---------- Given information

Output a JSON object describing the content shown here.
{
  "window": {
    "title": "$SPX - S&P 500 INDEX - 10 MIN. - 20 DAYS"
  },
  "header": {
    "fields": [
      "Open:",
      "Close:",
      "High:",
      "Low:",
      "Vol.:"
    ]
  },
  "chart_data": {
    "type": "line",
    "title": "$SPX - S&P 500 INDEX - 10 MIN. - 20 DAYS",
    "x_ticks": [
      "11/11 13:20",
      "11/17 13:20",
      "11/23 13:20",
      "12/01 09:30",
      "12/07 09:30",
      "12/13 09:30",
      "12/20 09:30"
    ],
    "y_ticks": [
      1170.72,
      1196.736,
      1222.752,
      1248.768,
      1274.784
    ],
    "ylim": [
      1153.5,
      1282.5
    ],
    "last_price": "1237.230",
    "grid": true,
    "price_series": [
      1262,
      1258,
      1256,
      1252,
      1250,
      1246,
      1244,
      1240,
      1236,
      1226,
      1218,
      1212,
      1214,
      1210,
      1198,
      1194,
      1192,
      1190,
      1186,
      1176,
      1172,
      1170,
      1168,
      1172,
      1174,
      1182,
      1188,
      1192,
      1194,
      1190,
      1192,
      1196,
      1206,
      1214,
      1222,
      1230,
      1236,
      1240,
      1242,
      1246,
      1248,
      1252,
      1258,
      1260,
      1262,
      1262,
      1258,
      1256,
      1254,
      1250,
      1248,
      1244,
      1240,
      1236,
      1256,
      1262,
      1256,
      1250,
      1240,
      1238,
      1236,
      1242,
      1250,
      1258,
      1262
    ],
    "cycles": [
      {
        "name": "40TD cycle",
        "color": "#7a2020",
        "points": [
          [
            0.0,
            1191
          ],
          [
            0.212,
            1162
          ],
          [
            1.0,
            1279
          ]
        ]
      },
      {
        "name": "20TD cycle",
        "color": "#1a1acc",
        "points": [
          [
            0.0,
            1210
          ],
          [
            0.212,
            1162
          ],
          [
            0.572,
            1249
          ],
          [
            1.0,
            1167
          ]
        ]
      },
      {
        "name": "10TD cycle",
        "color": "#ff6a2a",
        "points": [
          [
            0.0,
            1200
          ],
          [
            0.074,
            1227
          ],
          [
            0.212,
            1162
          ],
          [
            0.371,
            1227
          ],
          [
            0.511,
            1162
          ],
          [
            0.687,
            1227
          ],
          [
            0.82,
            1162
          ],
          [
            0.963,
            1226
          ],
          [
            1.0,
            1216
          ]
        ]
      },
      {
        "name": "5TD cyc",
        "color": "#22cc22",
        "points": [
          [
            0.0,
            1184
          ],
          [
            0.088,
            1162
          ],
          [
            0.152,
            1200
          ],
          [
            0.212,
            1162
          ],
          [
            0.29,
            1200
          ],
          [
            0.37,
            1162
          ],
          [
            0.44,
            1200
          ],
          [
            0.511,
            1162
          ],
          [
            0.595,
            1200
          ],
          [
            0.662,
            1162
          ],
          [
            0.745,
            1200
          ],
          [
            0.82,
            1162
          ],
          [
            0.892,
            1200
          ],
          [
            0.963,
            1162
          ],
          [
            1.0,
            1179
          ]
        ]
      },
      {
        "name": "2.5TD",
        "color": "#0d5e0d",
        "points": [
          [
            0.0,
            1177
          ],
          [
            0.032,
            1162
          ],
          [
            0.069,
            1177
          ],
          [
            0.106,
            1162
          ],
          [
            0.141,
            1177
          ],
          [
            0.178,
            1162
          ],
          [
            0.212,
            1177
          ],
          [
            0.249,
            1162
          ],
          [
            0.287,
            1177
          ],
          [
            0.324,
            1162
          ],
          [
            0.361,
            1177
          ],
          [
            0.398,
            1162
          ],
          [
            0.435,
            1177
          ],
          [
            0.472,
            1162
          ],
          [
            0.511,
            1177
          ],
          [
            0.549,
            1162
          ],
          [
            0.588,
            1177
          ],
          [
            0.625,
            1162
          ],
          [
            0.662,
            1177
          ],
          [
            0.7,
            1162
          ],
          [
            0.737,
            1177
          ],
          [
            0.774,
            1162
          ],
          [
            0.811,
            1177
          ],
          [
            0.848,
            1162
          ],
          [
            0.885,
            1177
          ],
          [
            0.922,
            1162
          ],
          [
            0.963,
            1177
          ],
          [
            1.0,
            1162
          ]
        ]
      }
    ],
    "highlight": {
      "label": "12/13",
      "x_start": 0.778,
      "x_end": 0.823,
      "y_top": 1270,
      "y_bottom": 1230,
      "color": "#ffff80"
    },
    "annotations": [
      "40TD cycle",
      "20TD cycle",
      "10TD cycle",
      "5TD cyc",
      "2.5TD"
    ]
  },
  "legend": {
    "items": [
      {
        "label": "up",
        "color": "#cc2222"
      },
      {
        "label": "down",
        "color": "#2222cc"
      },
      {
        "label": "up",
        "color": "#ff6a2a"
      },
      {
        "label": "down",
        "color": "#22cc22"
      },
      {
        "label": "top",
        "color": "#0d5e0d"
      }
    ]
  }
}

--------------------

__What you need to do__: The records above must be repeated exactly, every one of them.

__Response__:
Output a JSON object describing the content shown here.
{
  "window": {
    "title": "$SPX - S&P 500 INDEX - 10 MIN. - 20 DAYS"
  },
  "header": {
    "fields": [
      "Open:",
      "Close:",
      "High:",
      "Low:",
      "Vol.:"
    ]
  },
  "chart_data": {
    "type": "line",
    "title": "$SPX - S&P 500 INDEX - 10 MIN. - 20 DAYS",
    "x_ticks": [
      "11/11 13:20",
      "11/17 13:20",
      "11/23 13:20",
      "12/01 09:30",
      "12/07 09:30",
      "12/13 09:30",
      "12/20 09:30"
    ],
    "y_ticks": [
      1170.72,
      1196.736,
      1222.752,
      1248.768,
      1274.784
    ],
    "ylim": [
      1153.5,
      1282.5
    ],
    "last_price": "1237.230",
    "grid": true,
    "price_series": [
      1262,
      1258,
      1256,
      1252,
      1250,
      1246,
      1244,
      1240,
      1236,
      1226,
      1218,
      1212,
      1214,
      1210,
      1198,
      1194,
      1192,
      1190,
      1186,
      1176,
      1172,
      1170,
      1168,
      1172,
      1174,
      1182,
      1188,
      1192,
      1194,
      1190,
      1192,
      1196,
      1206,
      1214,
      1222,
      1230,
      1236,
      1240,
      1242,
      1246,
      1248,
      1252,
      1258,
      1260,
      1262,
      1262,
      1258,
      1256,
      1254,
      1250,
      1248,
      1244,
      1240,
      1236,
      1256,
      1262,
      1256,
      1250,
      1240,
      1238,
      1236,
      1242,
      1250,
      1258,
      1262
    ],
    "cycles": [
      {
        "name": "40TD cycle",
        "color": "#7a2020",
        "points": [
          [
            0.0,
            1191
          ],
          [
            0.212,
            1162
          ],
          [
            1.0,
            1279
          ]
        ]
      },
      {
        "name": "20TD cycle",
        "color": "#1a1acc",
        "points": [
          [
            0.0,
            1210
          ],
          [
            0.212,
            1162
          ],
          [
            0.572,
            1249
          ],
          [
            1.0,
            1167
          ]
        ]
      },
      {
        "name": "10TD cycle",
        "color": "#ff6a2a",
        "points": [
          [
            0.0,
            1200
          ],
          [
            0.074,
            1227
          ],
          [
            0.212,
            1162
          ],
          [
            0.371,
            1227
          ],
          [
            0.511,
            1162
          ],
          [
            0.687,
            1227
          ],
          [
            0.82,
            1162
          ],
          [
            0.963,
            1226
          ],
          [
            1.0,
            1216
          ]
        ]
      },
      {
        "name": "5TD cyc",
        "color": "#22cc22",
        "points": [
          [
            0.0,
            1184
          ],
          [
            0.088,
            1162
          ],
          [
            0.152,
            1200
          ],
          [
            0.212,
            1162
          ],
          [
            0.29,
            1200
          ],
          [
            0.37,
            1162
          ],
          [
            0.44,
            1200
          ],
          [
            0.511,
            1162
          ],
          [
            0.595,
            1200
          ],
          [
            0.662,
            1162
          ],
          [
            0.745,
            1200
          ],
          [
            0.82,
            1162
          ],
          [
            0.892,
            1200
          ],
          [
            0.963,
            1162
          ],
          [
            1.0,
            1179
          ]
        ]
      },
      {
        "name": "2.5TD",
        "color": "#0d5e0d",
        "points": [
          [
            0.0,
            1177
          ],
          [
            0.032,
            1162
          ],
          [
            0.069,
            1177
          ],
          [
            0.106,
            1162
          ],
          [
            0.141,
            1177
          ],
          [
            0.178,
            1162
          ],
          [
            0.212,
            1177
          ],
          [
            0.249,
            1162
          ],
          [
            0.287,
            1177
          ],
          [
            0.324,
            1162
          ],
          [
            0.361,
            1177
          ],
          [
            0.398,
            1162
          ],
          [
            0.435,
            1177
          ],
          [
            0.472,
            1162
          ],
          [
            0.511,
            1177
          ],
          [
            0.549,
            1162
          ],
          [
            0.588,
            1177
          ],
          [
            0.625,
            1162
          ],
          [
            0.662,
            1177
          ],
          [
            0.7,
            1162
          ],
          [
            0.737,
            1177
          ],
          [
            0.774,
            1162
          ],
          [
            0.811,
            1177
          ],
          [
            0.848,
            1162
          ],
          [
            0.885,
            1177
          ],
          [
            0.922,
            1162
          ],
          [
            0.963,
            1177
          ],
          [
            1.0,
            1162
          ]
        ]
      }
    ],
    "highlight": {
      "label": "12/13",
      "x_start": 0.778,
      "x_end": 0.823,
      "y_top": 1270,
      "y_bottom": 1230,
      "color": "#ffff80"
    },
    "annotations": [
      "40TD cycle",
      "20TD cycle",
      "10TD cycle",
      "5TD cyc",
      "2.5TD"
    ]
  },
  "legend": {
    "items": [
      {
        "label": "up",
        "color": "#cc2222"
      },
      {
        "label": "down",
        "color": "#2222cc"
      },
      {
        "label": "up",
        "color": "#ff6a2a"
      },
      {
        "label": "down",
        "color": "#22cc22"
      },
      {
        "label": "top",
        "color": "#0d5e0d"
      }
    ]
  }
}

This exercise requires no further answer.